Berezovsky fled from Russia at the end of 2000, and was granted political asylum in Britain in September 2003. The Russian Prosecutor’s office had requested Britain that he be returned to stand trial for financial crimes, but Berezovsky successfully argued that he would be assassinated if he returned home. The main evidence for this was the assertion, on Russian TV in 1998. by FSB (ex-KGB) officer Alexander Litvinenko that he had been ordered by his superiors to murder Berezovsky. In fact Litvinenko (also granted political asylum in Britain) was the one who was murdered. All this is deeply mysterious, but there must be a suspicion that Litvinenko was put up to the assassination story by Berezovsky, who was already planning his escape from Russia.
It is unlikely that a fresh Russian request for extradition –this time for political as well as financial crimes –will succeed, because a judge considering such a request would need to be sure that Berezovsky would face a reasonably fair trial, and, if found guilty, would receive a sentence proportionate to the offence.
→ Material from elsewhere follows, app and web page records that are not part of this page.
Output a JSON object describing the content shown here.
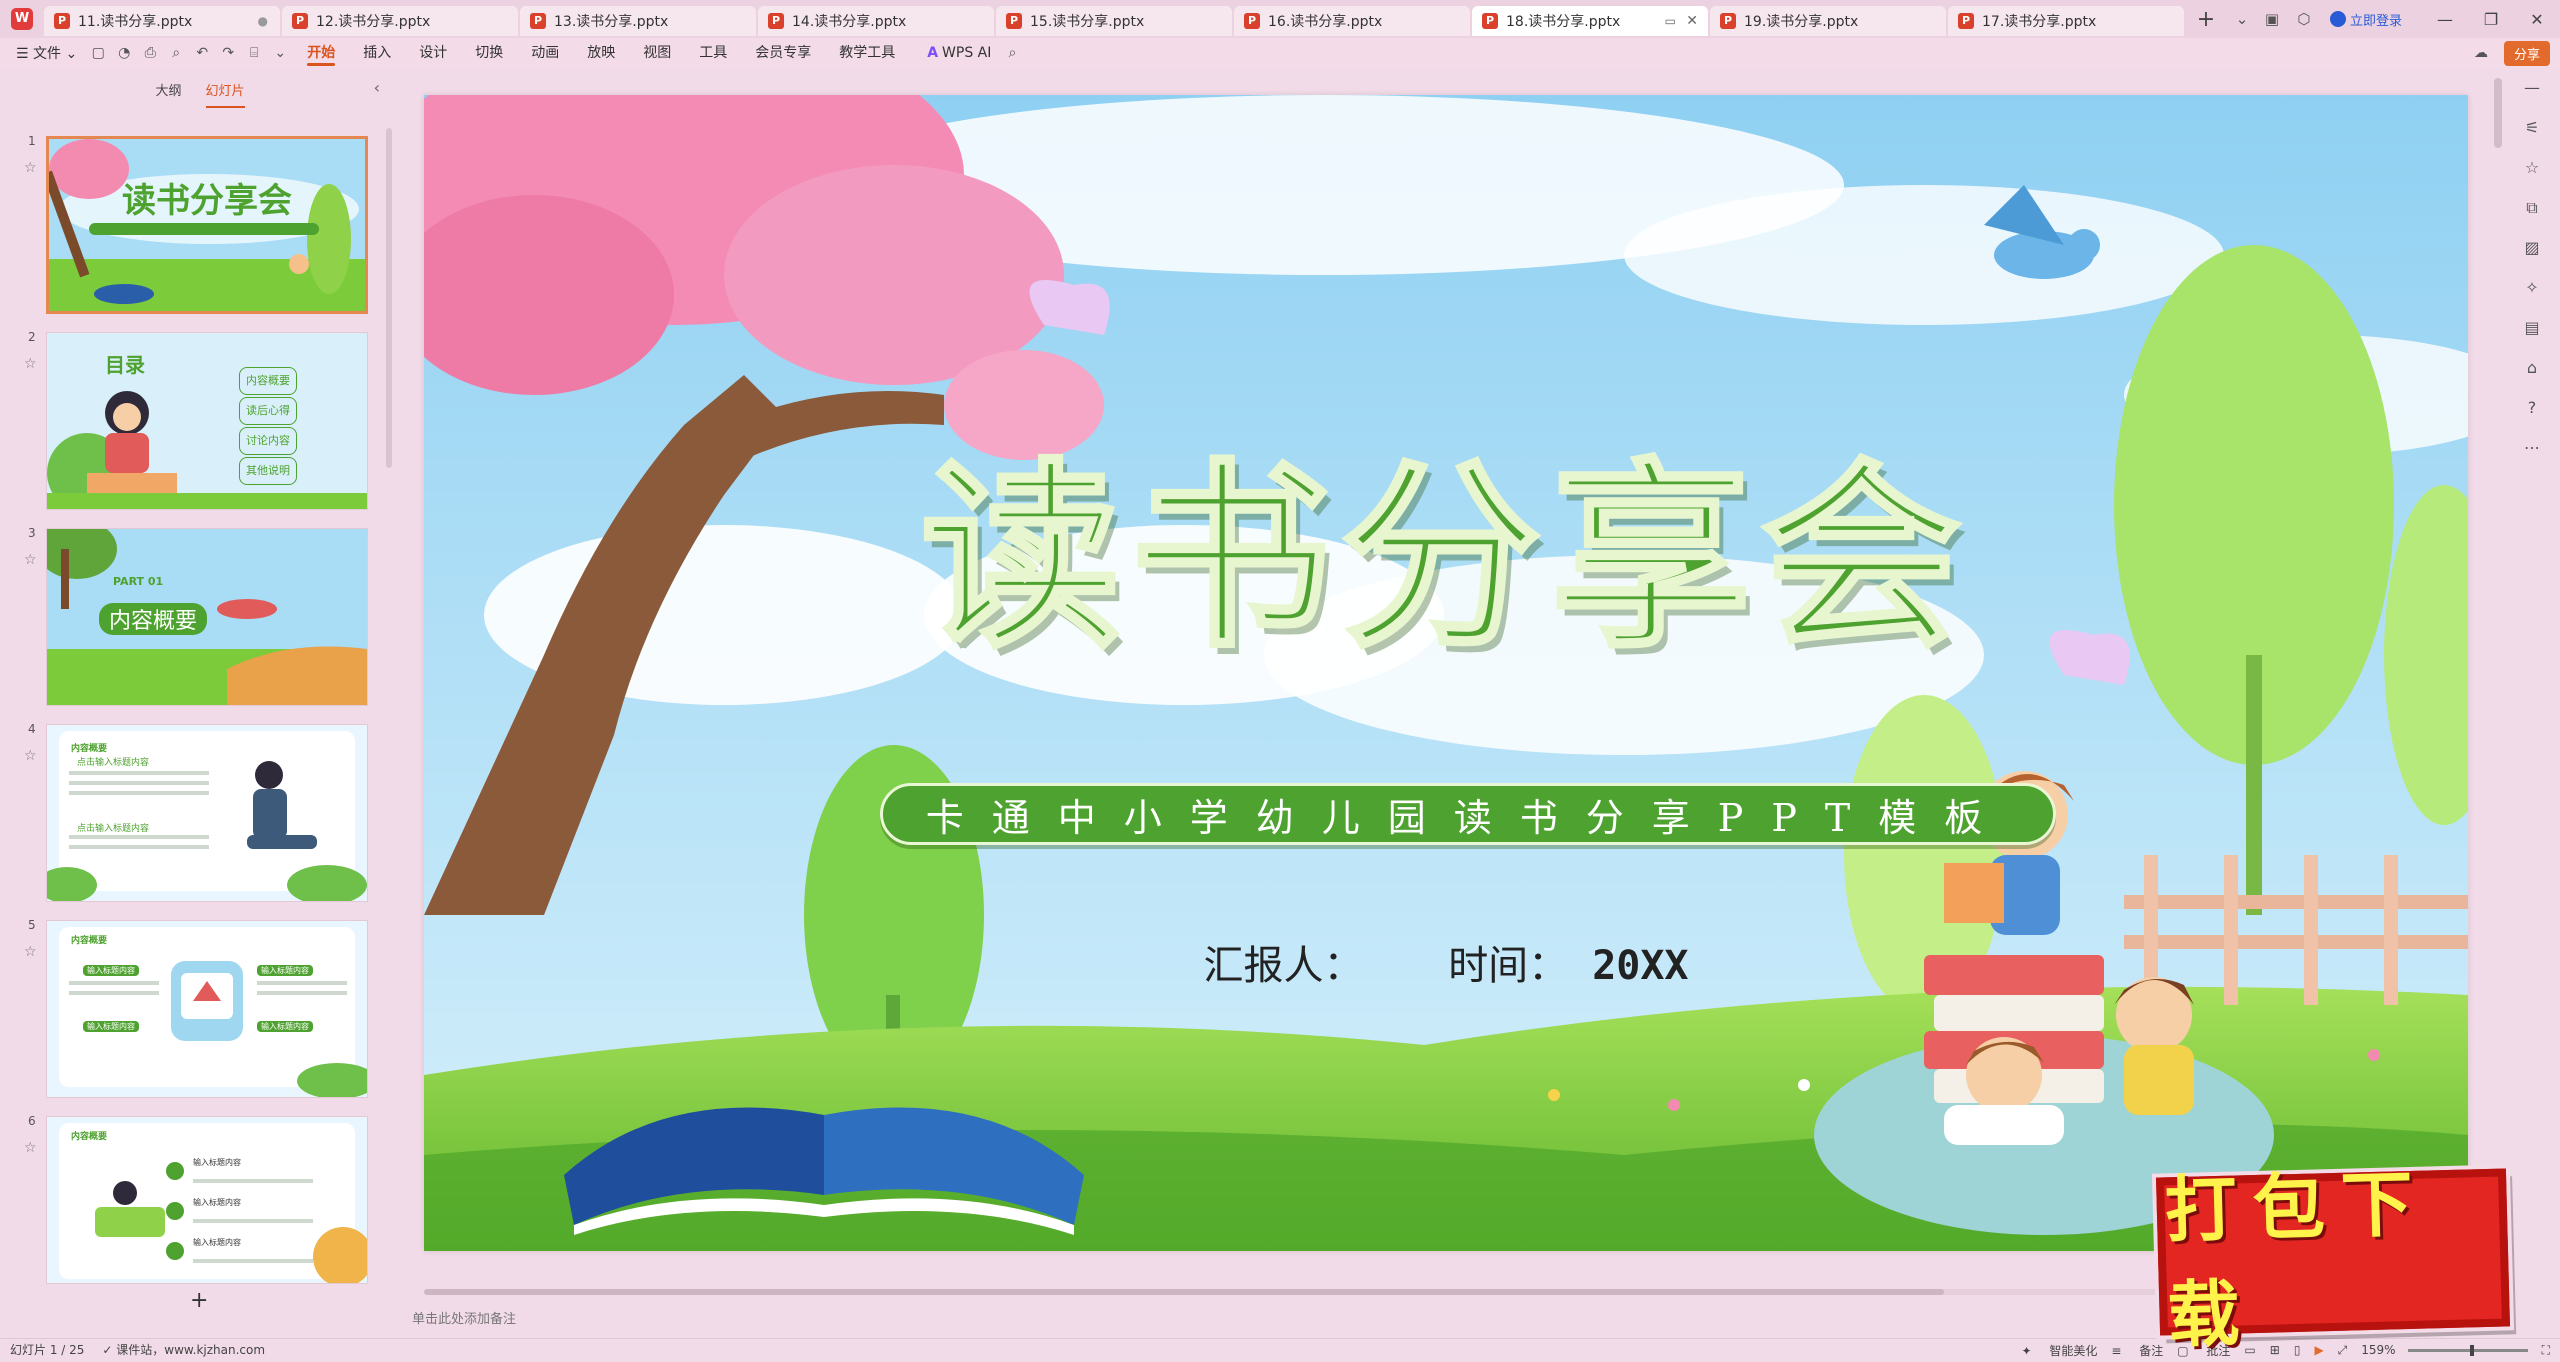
{
  "tabs": [
    {
      "label": "11.读书分享.pptx",
      "active": false
    },
    {
      "label": "12.读书分享.pptx",
      "active": false
    },
    {
      "label": "13.读书分享.pptx",
      "active": false
    },
    {
      "label": "14.读书分享.pptx",
      "active": false
    },
    {
      "label": "15.读书分享.pptx",
      "active": false
    },
    {
      "label": "16.读书分享.pptx",
      "active": false
    },
    {
      "label": "18.读书分享.pptx",
      "active": true
    },
    {
      "label": "19.读书分享.pptx",
      "active": false
    },
    {
      "label": "17.读书分享.pptx",
      "active": false
    }
  ],
  "titlebar": {
    "login_label": "立即登录",
    "add_tab": "+"
  },
  "menubar": {
    "file_label": "文件",
    "ribbon_tabs": [
      "开始",
      "插入",
      "设计",
      "切换",
      "动画",
      "放映",
      "视图",
      "工具",
      "会员专享",
      "教学工具"
    ],
    "active_ribbon": "开始",
    "wps_ai_label": "WPS AI",
    "share_label": "分享"
  },
  "panel": {
    "tabs": [
      "大纲",
      "幻灯片"
    ],
    "active_tab": "幻灯片",
    "thumbnails": [
      {
        "num": "1",
        "title": "读书分享会"
      },
      {
        "num": "2",
        "title": "目录",
        "items": [
          "内容概要",
          "读后心得",
          "讨论内容",
          "其他说明"
        ]
      },
      {
        "num": "3",
        "title": "内容概要",
        "kicker": "PART 01"
      },
      {
        "num": "4",
        "title": "内容概要",
        "items": [
          "点击输入标题内容",
          "点击输入标题内容"
        ]
      },
      {
        "num": "5",
        "title": "内容概要",
        "items": [
          "输入标题内容",
          "输入标题内容",
          "输入标题内容",
          "输入标题内容"
        ]
      },
      {
        "num": "6",
        "title": "内容概要",
        "items": [
          "输入标题内容",
          "输入标题内容",
          "输入标题内容"
        ]
      }
    ],
    "add_label": "+"
  },
  "slide": {
    "title": "读书分享会",
    "subtitle": "卡通中小学幼儿园读书分享PPT模板",
    "reporter_label": "汇报人：",
    "time_label": "时间：",
    "time_value": "20XX"
  },
  "editor": {
    "notes_placeholder": "单击此处添加备注"
  },
  "statusbar": {
    "slide_counter": "幻灯片 1 / 25",
    "source": "课件站，www.kjzhan.com",
    "beautify": "智能美化",
    "notes": "备注",
    "comments": "批注",
    "zoom": "159%"
  },
  "badge": {
    "label": "打包下载"
  },
  "colors": {
    "brand_orange": "#d9541f",
    "title_green": "#4ea22f",
    "badge_red": "#e42622",
    "badge_text": "#fff24a"
  }
}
No British judge would send Berezovsky back to Russian justice. Berezovsky’s continuing freedom is the price the Russian government pays for the way it disposed of Khodorkovsky and Yukos.
Nevertheless, he is a continuing obstacle to Anglo-Russian understanding which is
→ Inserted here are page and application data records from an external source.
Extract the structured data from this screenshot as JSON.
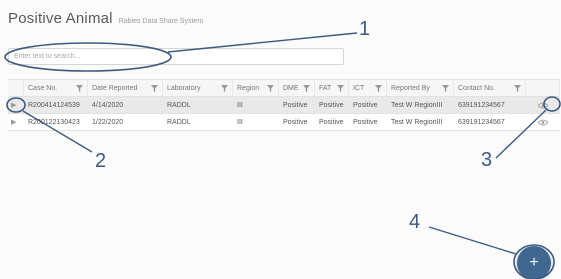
{
  "app": {
    "title": "Positive Animal",
    "subtitle": "Rabies Data Share System"
  },
  "search": {
    "placeholder": "Enter text to search..."
  },
  "table": {
    "columns": [
      "Case No.",
      "Date Reported",
      "Laboratory",
      "Region",
      "DME",
      "FAT",
      "ICT",
      "Reported By",
      "Contact No."
    ],
    "rows": [
      [
        "R200414124539",
        "4/14/2020",
        "RADDL",
        "III",
        "Positive",
        "Positive",
        "Positive",
        "Test W RegionIII",
        "639191234567"
      ],
      [
        "R200122130423",
        "1/22/2020",
        "RADDL",
        "III",
        "Positive",
        "Positive",
        "Positive",
        "Test W RegionIII",
        "639191234567"
      ]
    ]
  },
  "fab": {
    "label": "+"
  },
  "callouts": [
    "1",
    "2",
    "3",
    "4"
  ],
  "icons": {
    "expand": "chevron-right-icon",
    "filter": "filter-funnel-icon",
    "view": "eye-icon",
    "add": "plus-icon"
  },
  "colors": {
    "accent": "#3f6790",
    "callout": "#3d5a80",
    "selected_row": "#e9e9e9"
  }
}
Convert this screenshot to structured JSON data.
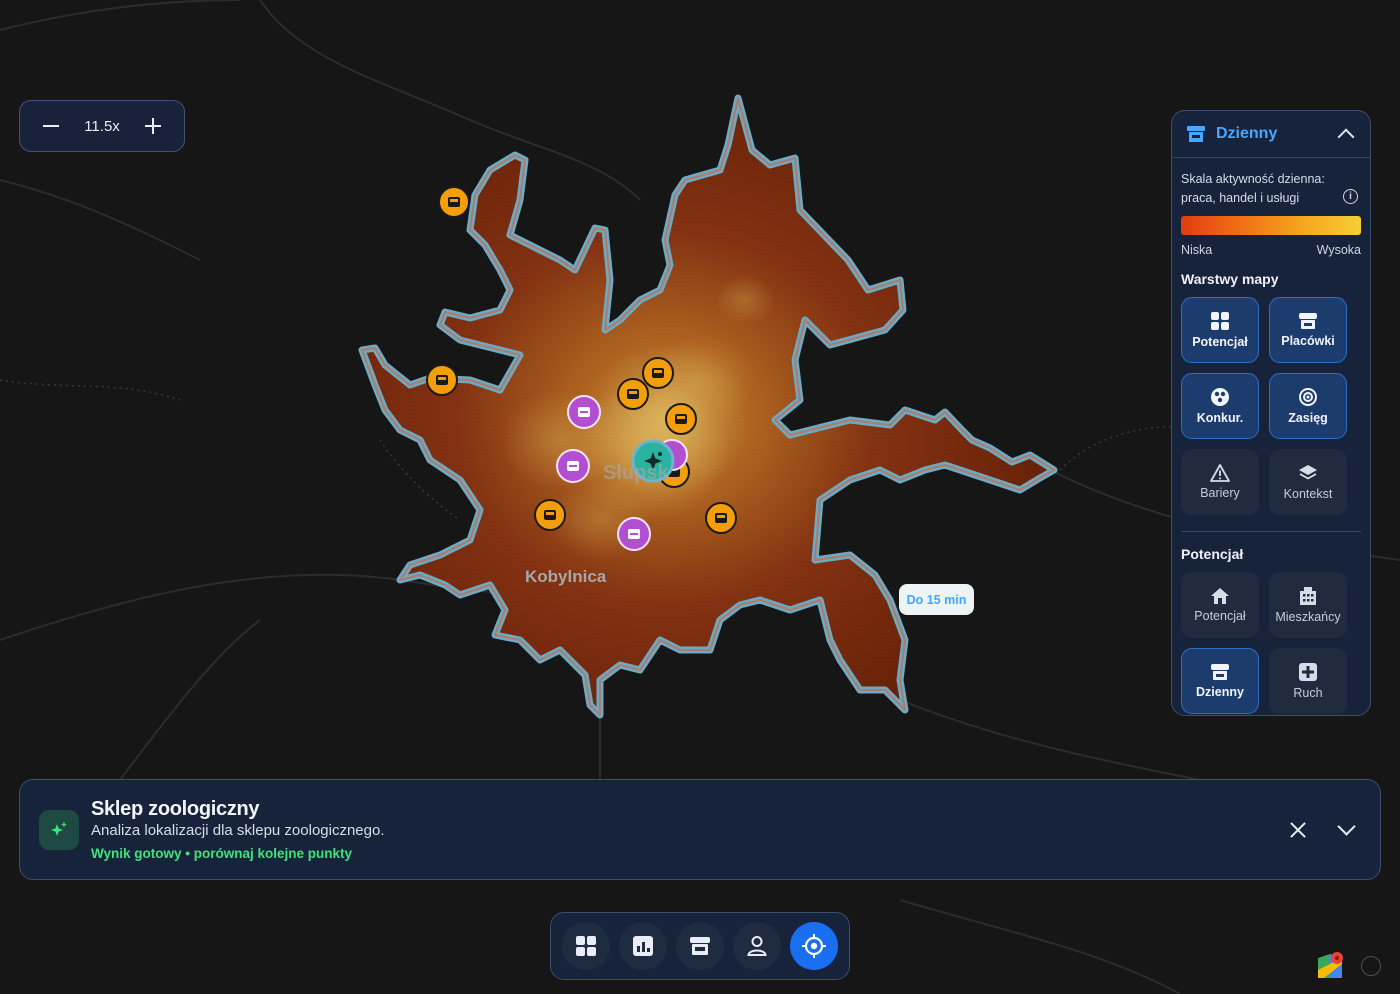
{
  "map": {
    "places": {
      "main_city": "Słupsk",
      "town": "Kobylnica"
    },
    "isochrone_label": "Do 15 min",
    "heat_colors": {
      "low": "#b23f0a",
      "high": "#f6c93a",
      "outline": "#7bb3cc"
    },
    "markers": {
      "orange": "#f59e0b",
      "purple": "#b44ed1",
      "selected": "#2ab3a0"
    }
  },
  "zoom": {
    "level": "11.5x",
    "minus_icon": "minus-icon",
    "plus_icon": "plus-icon"
  },
  "panel": {
    "title": "Dzienny",
    "description": "Skala aktywność dzienna: praca, handel i usługi",
    "scale_low": "Niska",
    "scale_high": "Wysoka",
    "layers_title": "Warstwy mapy",
    "layers": [
      {
        "label": "Potencjał",
        "icon": "grid-icon",
        "active": true
      },
      {
        "label": "Placówki",
        "icon": "store-icon",
        "active": true
      },
      {
        "label": "Konkur.",
        "icon": "competition-icon",
        "active": true
      },
      {
        "label": "Zasięg",
        "icon": "range-icon",
        "active": true
      },
      {
        "label": "Bariery",
        "icon": "warning-icon",
        "active": false
      },
      {
        "label": "Kontekst",
        "icon": "layers-icon",
        "active": false
      }
    ],
    "potential_title": "Potencjał",
    "potential": [
      {
        "label": "Potencjał",
        "icon": "home-icon",
        "active": false
      },
      {
        "label": "Mieszkańcy",
        "icon": "buildings-icon",
        "active": false
      },
      {
        "label": "Dzienny",
        "icon": "store-icon",
        "active": true
      },
      {
        "label": "Ruch",
        "icon": "traffic-icon",
        "active": false
      }
    ]
  },
  "info_card": {
    "title": "Sklep zoologiczny",
    "subtitle": "Analiza lokalizacji dla sklepu zoologicznego.",
    "status": "Wynik gotowy • porównaj kolejne punkty",
    "status_color": "#3ee37b"
  },
  "toolbar": {
    "buttons": [
      {
        "icon": "grid-icon",
        "active": false
      },
      {
        "icon": "chart-icon",
        "active": false
      },
      {
        "icon": "store-icon",
        "active": false
      },
      {
        "icon": "person-icon",
        "active": false
      },
      {
        "icon": "target-icon",
        "active": true
      }
    ]
  }
}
important, not just for the two countries, but for international relations. Is there anything which can be done?
The British government could deport him, on the ground that his presence in Britain is against the public interest. There are plenty of other countries which would happily receive him and his money (now estimated at $1.5bn.). But this is unlikely to happen, since Britain would be seen as bowing to Russian pressure.
The British might prosecute him themselves under anti-terrorist legislation which makes it a crime to plot the violent overthrow of any government. But such a prosecution is unlikely to succeed –Berezovsky is a master at back pedalling and claiming he was misrepresented –so it is unlikely to be attempted.
The Russians would probably do best to ignore him. But it is difficult for them to do this, since he was once powerful and still has money and good connections. Also, governments doubtful of their own legitimacy always over-react –as the recent heavy-handed crackdown on peaceful demonstrations in Moscow and St. Petersburg show. So for the Kremlin he remains a force for mischief.
A partial solution would simply be to cut off the oxygen of publicity on which he thrives. He goes around peddling the story that he is about to topple Putin, that ‘Putin doesn’t have the chance to survive, even to the next election of 2008’. This shows he has lost touch with reality. Why should any newspaper give him a platform for his empty boasting? He is yesterday’s news, not tomorrow’s. The reason he can still place his stories is twofold. First, newspaper readers like conspiracy theories which mingle money, power, and murder. Secondly, the Kremlin is so secretive that people are prepared to believe almost anything to its discredit. Berezovsky will cease to be ‘copy’ as soon as Russia has a better story to tell, and masters the art of public relations.